Santa Fe, New Mexico
Santa Fe Indian School is both a modern learning institution and a Pueblo village home for the school’s 900 students in grades 7-12. The students predominantly come from the Nineteen Northern New Mexico Pueblos. The campus master plan called for siting the campus on a north-south/east-west axis for harmony with the Native People’s reverence for the spiritual nature of the cardinal directions. This orientation also works as a sustainable design strategy, optimizing passive solar energy and natural lighting.
The massing and the proportion of the campus buildings reflect human scale, pueblo tradition, and pueblo structures with forms that emanate from the land. Academic buildings and dormitories are strategically placed on the site to form outdoor courtyards and to frame the sacred mountain peaks.

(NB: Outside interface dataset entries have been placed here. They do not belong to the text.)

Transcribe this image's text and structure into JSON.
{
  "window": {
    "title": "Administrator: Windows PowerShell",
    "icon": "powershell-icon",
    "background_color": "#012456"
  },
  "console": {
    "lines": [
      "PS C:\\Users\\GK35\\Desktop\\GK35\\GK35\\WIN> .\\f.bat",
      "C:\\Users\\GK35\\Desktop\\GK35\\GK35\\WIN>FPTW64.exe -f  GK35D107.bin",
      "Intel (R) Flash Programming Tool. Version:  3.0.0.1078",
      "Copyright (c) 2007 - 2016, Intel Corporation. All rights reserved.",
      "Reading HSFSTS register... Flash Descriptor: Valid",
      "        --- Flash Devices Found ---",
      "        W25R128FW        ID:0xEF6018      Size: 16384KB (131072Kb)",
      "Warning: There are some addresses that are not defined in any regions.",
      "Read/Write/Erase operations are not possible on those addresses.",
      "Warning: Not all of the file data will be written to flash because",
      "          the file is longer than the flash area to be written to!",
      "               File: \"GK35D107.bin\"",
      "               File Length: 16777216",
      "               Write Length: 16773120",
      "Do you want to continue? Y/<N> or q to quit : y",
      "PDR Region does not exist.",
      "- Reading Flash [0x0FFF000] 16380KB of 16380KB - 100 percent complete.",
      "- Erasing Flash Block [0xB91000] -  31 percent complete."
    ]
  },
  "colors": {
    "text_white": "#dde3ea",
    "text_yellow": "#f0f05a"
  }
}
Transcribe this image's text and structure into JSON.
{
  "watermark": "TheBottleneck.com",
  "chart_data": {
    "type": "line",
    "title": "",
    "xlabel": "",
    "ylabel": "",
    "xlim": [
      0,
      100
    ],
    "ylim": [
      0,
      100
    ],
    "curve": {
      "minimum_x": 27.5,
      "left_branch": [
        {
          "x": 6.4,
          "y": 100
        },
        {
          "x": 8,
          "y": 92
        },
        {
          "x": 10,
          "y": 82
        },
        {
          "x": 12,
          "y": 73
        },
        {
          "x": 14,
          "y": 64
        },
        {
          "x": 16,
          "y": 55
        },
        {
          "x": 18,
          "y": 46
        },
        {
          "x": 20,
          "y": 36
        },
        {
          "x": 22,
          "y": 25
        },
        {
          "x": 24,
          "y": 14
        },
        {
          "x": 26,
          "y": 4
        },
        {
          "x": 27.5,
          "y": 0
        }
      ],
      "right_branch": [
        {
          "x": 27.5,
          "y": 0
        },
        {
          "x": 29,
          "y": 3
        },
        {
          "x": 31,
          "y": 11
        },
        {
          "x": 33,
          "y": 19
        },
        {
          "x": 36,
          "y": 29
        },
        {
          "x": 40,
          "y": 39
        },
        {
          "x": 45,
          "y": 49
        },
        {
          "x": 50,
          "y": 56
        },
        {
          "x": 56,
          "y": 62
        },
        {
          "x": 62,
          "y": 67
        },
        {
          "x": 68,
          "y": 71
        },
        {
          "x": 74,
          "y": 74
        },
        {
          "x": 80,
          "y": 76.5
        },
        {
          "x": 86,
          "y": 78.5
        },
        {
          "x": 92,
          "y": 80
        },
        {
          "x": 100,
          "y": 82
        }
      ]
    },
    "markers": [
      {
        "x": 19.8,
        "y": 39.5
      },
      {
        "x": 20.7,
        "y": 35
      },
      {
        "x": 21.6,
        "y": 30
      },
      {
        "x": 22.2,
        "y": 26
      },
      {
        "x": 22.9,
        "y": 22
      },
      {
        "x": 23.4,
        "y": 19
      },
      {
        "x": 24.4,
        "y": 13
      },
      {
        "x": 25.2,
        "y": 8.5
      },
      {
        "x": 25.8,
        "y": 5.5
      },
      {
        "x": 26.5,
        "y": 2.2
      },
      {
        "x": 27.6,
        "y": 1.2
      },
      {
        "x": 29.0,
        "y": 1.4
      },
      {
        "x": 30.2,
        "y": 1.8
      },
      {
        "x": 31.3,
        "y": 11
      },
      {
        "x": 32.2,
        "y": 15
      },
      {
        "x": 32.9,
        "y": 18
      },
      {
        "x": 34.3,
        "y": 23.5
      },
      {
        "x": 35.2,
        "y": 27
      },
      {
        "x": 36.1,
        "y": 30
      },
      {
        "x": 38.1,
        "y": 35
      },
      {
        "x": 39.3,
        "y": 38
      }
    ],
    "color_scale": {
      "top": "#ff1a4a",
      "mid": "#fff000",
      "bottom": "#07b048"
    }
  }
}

The school focuses on preparing the students for career challenges and opportunities with an equal emphasis on strengthening the cultural and spiritual aspects of the learners’ Native American Heritage. The classrooms, labs, arts, athletic, and recreational facilities are state-of-the-art and flexible for the future technology needs. The dormitories harken to the Pueblo Village tradition and provide a family-like experience. The dormitory consists of a girls and boys wing separated by a centralized living room, kitchen, and administrative area. The buildings are designed in a Pueblo Revival style and the three-levels achieve the height and massing that are appropriate to the tradition. A cultural learning space is within the dormitory.
Sustainable siting and design elements were incorporated throughout the complex and native building materials that recall the adobe building tradition of the Pueblos were used.
This project was a design/build with Flintco, Inc. VHGA served as the design architect and WH Pacific served as the executive architect.
Design Share Awards, Recognized Value Award 2008
NSBA High School Honor Award 2005
Featured in “Linking Architecture and Education: Sustainable Design for Learning Environments,” Anne Taylor, PhD, UNM Press, 2009